* DATA *
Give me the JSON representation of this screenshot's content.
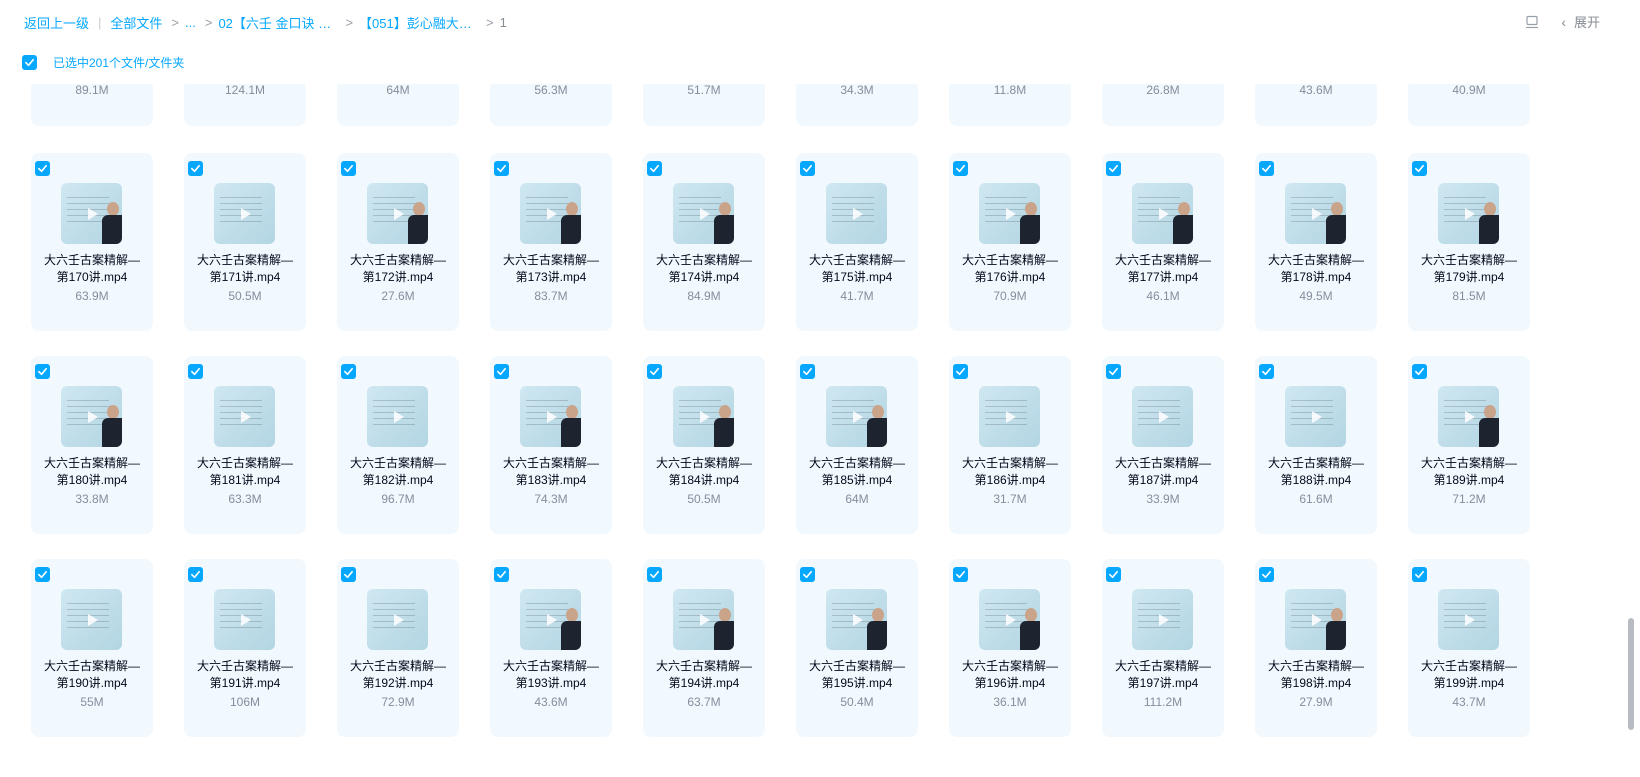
{
  "breadcrumb": {
    "back": "返回上一级",
    "all_files": "全部文件",
    "ellipsis": "...",
    "item1": "02【六壬 金口诀 合...",
    "item2": "【051】彭心融大六...",
    "current": "1"
  },
  "toolbar": {
    "expand_label": "展开"
  },
  "selection": {
    "text": "已选中201个文件/文件夹"
  },
  "partial_sizes": [
    "89.1M",
    "124.1M",
    "64M",
    "56.3M",
    "51.7M",
    "34.3M",
    "11.8M",
    "26.8M",
    "43.6M",
    "40.9M"
  ],
  "rows": [
    [
      {
        "line1": "大六壬古案精解—",
        "line2": "第170讲.mp4",
        "size": "63.9M",
        "person": true
      },
      {
        "line1": "大六壬古案精解—",
        "line2": "第171讲.mp4",
        "size": "50.5M",
        "person": false
      },
      {
        "line1": "大六壬古案精解—",
        "line2": "第172讲.mp4",
        "size": "27.6M",
        "person": true
      },
      {
        "line1": "大六壬古案精解—",
        "line2": "第173讲.mp4",
        "size": "83.7M",
        "person": true
      },
      {
        "line1": "大六壬古案精解—",
        "line2": "第174讲.mp4",
        "size": "84.9M",
        "person": true
      },
      {
        "line1": "大六壬古案精解—",
        "line2": "第175讲.mp4",
        "size": "41.7M",
        "person": false
      },
      {
        "line1": "大六壬古案精解—",
        "line2": "第176讲.mp4",
        "size": "70.9M",
        "person": true
      },
      {
        "line1": "大六壬古案精解—",
        "line2": "第177讲.mp4",
        "size": "46.1M",
        "person": true
      },
      {
        "line1": "大六壬古案精解—",
        "line2": "第178讲.mp4",
        "size": "49.5M",
        "person": true
      },
      {
        "line1": "大六壬古案精解—",
        "line2": "第179讲.mp4",
        "size": "81.5M",
        "person": true
      }
    ],
    [
      {
        "line1": "大六壬古案精解—",
        "line2": "第180讲.mp4",
        "size": "33.8M",
        "person": true
      },
      {
        "line1": "大六壬古案精解—",
        "line2": "第181讲.mp4",
        "size": "63.3M",
        "person": false
      },
      {
        "line1": "大六壬古案精解—",
        "line2": "第182讲.mp4",
        "size": "96.7M",
        "person": false
      },
      {
        "line1": "大六壬古案精解—",
        "line2": "第183讲.mp4",
        "size": "74.3M",
        "person": true
      },
      {
        "line1": "大六壬古案精解—",
        "line2": "第184讲.mp4",
        "size": "50.5M",
        "person": true
      },
      {
        "line1": "大六壬古案精解—",
        "line2": "第185讲.mp4",
        "size": "64M",
        "person": true
      },
      {
        "line1": "大六壬古案精解—",
        "line2": "第186讲.mp4",
        "size": "31.7M",
        "person": false
      },
      {
        "line1": "大六壬古案精解—",
        "line2": "第187讲.mp4",
        "size": "33.9M",
        "person": false
      },
      {
        "line1": "大六壬古案精解—",
        "line2": "第188讲.mp4",
        "size": "61.6M",
        "person": false
      },
      {
        "line1": "大六壬古案精解—",
        "line2": "第189讲.mp4",
        "size": "71.2M",
        "person": true
      }
    ],
    [
      {
        "line1": "大六壬古案精解—",
        "line2": "第190讲.mp4",
        "size": "55M",
        "person": false
      },
      {
        "line1": "大六壬古案精解—",
        "line2": "第191讲.mp4",
        "size": "106M",
        "person": false
      },
      {
        "line1": "大六壬古案精解—",
        "line2": "第192讲.mp4",
        "size": "72.9M",
        "person": false
      },
      {
        "line1": "大六壬古案精解—",
        "line2": "第193讲.mp4",
        "size": "43.6M",
        "person": true
      },
      {
        "line1": "大六壬古案精解—",
        "line2": "第194讲.mp4",
        "size": "63.7M",
        "person": true
      },
      {
        "line1": "大六壬古案精解—",
        "line2": "第195讲.mp4",
        "size": "50.4M",
        "person": true
      },
      {
        "line1": "大六壬古案精解—",
        "line2": "第196讲.mp4",
        "size": "36.1M",
        "person": true
      },
      {
        "line1": "大六壬古案精解—",
        "line2": "第197讲.mp4",
        "size": "111.2M",
        "person": false
      },
      {
        "line1": "大六壬古案精解—",
        "line2": "第198讲.mp4",
        "size": "27.9M",
        "person": true
      },
      {
        "line1": "大六壬古案精解—",
        "line2": "第199讲.mp4",
        "size": "43.7M",
        "person": false
      }
    ]
  ],
  "colors": {
    "accent": "#06a7ff",
    "card_bg": "#f1f9fe",
    "text": "#03081a",
    "muted": "#878c9c"
  },
  "icons": {
    "checkbox": "checkbox-checked-icon",
    "play": "play-icon",
    "monitor": "monitor-icon",
    "chevron": "chevron-left-icon"
  }
}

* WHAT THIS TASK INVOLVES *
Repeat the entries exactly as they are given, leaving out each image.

* ANSWER BOX *
Give me the JSON representation of this screenshot's content.
{
  "breadcrumb": {
    "back": "返回上一级",
    "all_files": "全部文件",
    "ellipsis": "...",
    "item1": "02【六壬 金口诀 合...",
    "item2": "【051】彭心融大六...",
    "current": "1"
  },
  "toolbar": {
    "expand_label": "展开"
  },
  "selection": {
    "text": "已选中201个文件/文件夹"
  },
  "partial_sizes": [
    "89.1M",
    "124.1M",
    "64M",
    "56.3M",
    "51.7M",
    "34.3M",
    "11.8M",
    "26.8M",
    "43.6M",
    "40.9M"
  ],
  "rows": [
    [
      {
        "line1": "大六壬古案精解—",
        "line2": "第170讲.mp4",
        "size": "63.9M",
        "person": true
      },
      {
        "line1": "大六壬古案精解—",
        "line2": "第171讲.mp4",
        "size": "50.5M",
        "person": false
      },
      {
        "line1": "大六壬古案精解—",
        "line2": "第172讲.mp4",
        "size": "27.6M",
        "person": true
      },
      {
        "line1": "大六壬古案精解—",
        "line2": "第173讲.mp4",
        "size": "83.7M",
        "person": true
      },
      {
        "line1": "大六壬古案精解—",
        "line2": "第174讲.mp4",
        "size": "84.9M",
        "person": true
      },
      {
        "line1": "大六壬古案精解—",
        "line2": "第175讲.mp4",
        "size": "41.7M",
        "person": false
      },
      {
        "line1": "大六壬古案精解—",
        "line2": "第176讲.mp4",
        "size": "70.9M",
        "person": true
      },
      {
        "line1": "大六壬古案精解—",
        "line2": "第177讲.mp4",
        "size": "46.1M",
        "person": true
      },
      {
        "line1": "大六壬古案精解—",
        "line2": "第178讲.mp4",
        "size": "49.5M",
        "person": true
      },
      {
        "line1": "大六壬古案精解—",
        "line2": "第179讲.mp4",
        "size": "81.5M",
        "person": true
      }
    ],
    [
      {
        "line1": "大六壬古案精解—",
        "line2": "第180讲.mp4",
        "size": "33.8M",
        "person": true
      },
      {
        "line1": "大六壬古案精解—",
        "line2": "第181讲.mp4",
        "size": "63.3M",
        "person": false
      },
      {
        "line1": "大六壬古案精解—",
        "line2": "第182讲.mp4",
        "size": "96.7M",
        "person": false
      },
      {
        "line1": "大六壬古案精解—",
        "line2": "第183讲.mp4",
        "size": "74.3M",
        "person": true
      },
      {
        "line1": "大六壬古案精解—",
        "line2": "第184讲.mp4",
        "size": "50.5M",
        "person": true
      },
      {
        "line1": "大六壬古案精解—",
        "line2": "第185讲.mp4",
        "size": "64M",
        "person": true
      },
      {
        "line1": "大六壬古案精解—",
        "line2": "第186讲.mp4",
        "size": "31.7M",
        "person": false
      },
      {
        "line1": "大六壬古案精解—",
        "line2": "第187讲.mp4",
        "size": "33.9M",
        "person": false
      },
      {
        "line1": "大六壬古案精解—",
        "line2": "第188讲.mp4",
        "size": "61.6M",
        "person": false
      },
      {
        "line1": "大六壬古案精解—",
        "line2": "第189讲.mp4",
        "size": "71.2M",
        "person": true
      }
    ],
    [
      {
        "line1": "大六壬古案精解—",
        "line2": "第190讲.mp4",
        "size": "55M",
        "person": false
      },
      {
        "line1": "大六壬古案精解—",
        "line2": "第191讲.mp4",
        "size": "106M",
        "person": false
      },
      {
        "line1": "大六壬古案精解—",
        "line2": "第192讲.mp4",
        "size": "72.9M",
        "person": false
      },
      {
        "line1": "大六壬古案精解—",
        "line2": "第193讲.mp4",
        "size": "43.6M",
        "person": true
      },
      {
        "line1": "大六壬古案精解—",
        "line2": "第194讲.mp4",
        "size": "63.7M",
        "person": true
      },
      {
        "line1": "大六壬古案精解—",
        "line2": "第195讲.mp4",
        "size": "50.4M",
        "person": true
      },
      {
        "line1": "大六壬古案精解—",
        "line2": "第196讲.mp4",
        "size": "36.1M",
        "person": true
      },
      {
        "line1": "大六壬古案精解—",
        "line2": "第197讲.mp4",
        "size": "111.2M",
        "person": false
      },
      {
        "line1": "大六壬古案精解—",
        "line2": "第198讲.mp4",
        "size": "27.9M",
        "person": true
      },
      {
        "line1": "大六壬古案精解—",
        "line2": "第199讲.mp4",
        "size": "43.7M",
        "person": false
      }
    ]
  ],
  "colors": {
    "accent": "#06a7ff",
    "card_bg": "#f1f9fe",
    "text": "#03081a",
    "muted": "#878c9c"
  },
  "icons": {
    "checkbox": "checkbox-checked-icon",
    "play": "play-icon",
    "monitor": "monitor-icon",
    "chevron": "chevron-left-icon"
  }
}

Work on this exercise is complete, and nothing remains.